Passport Issues in Palm Beach Child Custody Cases
Many parents want to travel with their children. Whether it is a local staycation or traveling to a foreign country to visit long lost family, parents usually want the freedom to travel with their children. A passport may be required for your children to enter and exit the United States, but the other parent may be unreasonably opposed to permitting the children to leave the country.
United States Department of State is responsible for issuing passports. In order to apply for a minor’s passport, both parents are required to be present with the child to provide consent and authorize the passport issuance to the minor, unless there is a court order authorizing a passport to be issued (such as a Parenting Plan or Child Custody Determination). In situations where one parent is unable to appear with the child and the other parent, the non-appearing parent can consent by executing under oath an authorization for the minor’s passport. U.S. Department of State form DS-3053 “Statement of Consent” can be found on the U.S. Department of State Passport website.
Withholding Passport Consent
In some circumstances, a parent may refuse to consent to the child’s passport application or their consent may be unattainable. The Department of State provides an application process whereby one parent can apply for the child’s passport along with a statement of exigent or special family circumstances for the Department of State to consider whether to approve the passport application without both parents consent. Form DS-5525 “Statement of Exigent/Special Family Circumstance” can be found on the U.S. Department of State website.

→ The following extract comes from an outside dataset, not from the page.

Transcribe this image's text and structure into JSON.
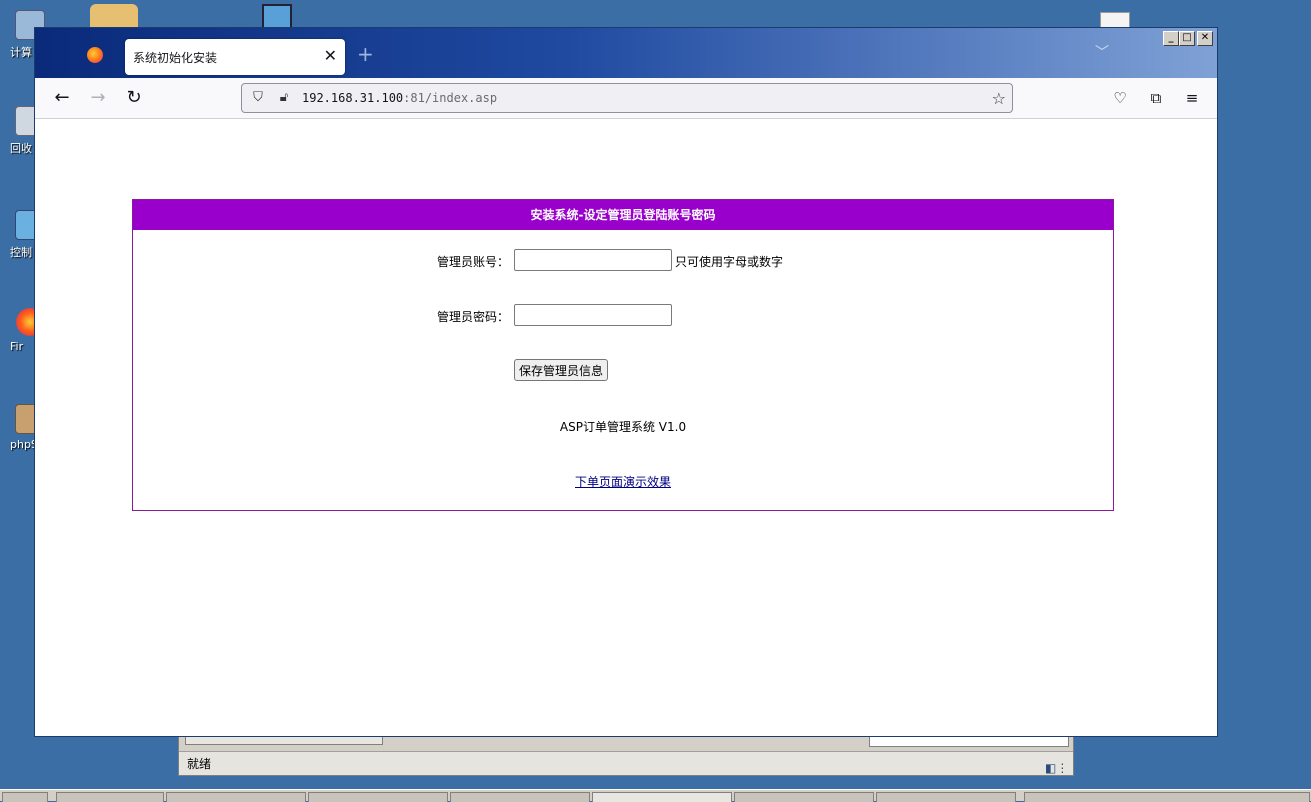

The situations in which the State Department will approve a “Special Family Circumstance” application will vary.
Passports and Parenting Plans
Many parenting plans ordered by Florida Courts include provisions regarding the child’s passport. In the event an issuance of a passport is silent in the custody decree and a parent is unable to obtain consent from the other parent or the passport application is denied by the Department of State, recourse may need to be sought through the Court. If the location of the other parent is known, then action to compel their execution of the passport application might be appropriate depending on the circumstances. If the other parent’s whereabouts is unknown, a court order authorizing the issuance of a passport or international travel may be required if the “Special Family Circumstances” application is denied.
If one parent is violating a court ordered parenting plan, a motion for contempt may be appropriate. Such an action wholly depends on the specific terms of the parenting plan that is ordered by the Court in each individual case. The Law Office of Matthew D. Martin handles family law matters involving passport issues in Palm Beach child custody cases, as well as the enforcement of parenting plans for passport issues.
The Two-Party Consent rule required by the U.S. Department of State is to protect children from being improperly removed from the United States. Even though this rule can be the source of frustration for some parents who wish to travel appropriately, it is required to protect children from being abducted.
The Law Office of Matthew D. Martin practices exclusively in the area of family and matrimonial law. Our experience includes handling matter relating to the application and issuance of passports for minor children. Our law firm offers free consultation for family law matters, including passport issues in Palm Beach child custody cases. Please contact us at (561) 406-8555 should you have any questions or wish to schedule a consultation.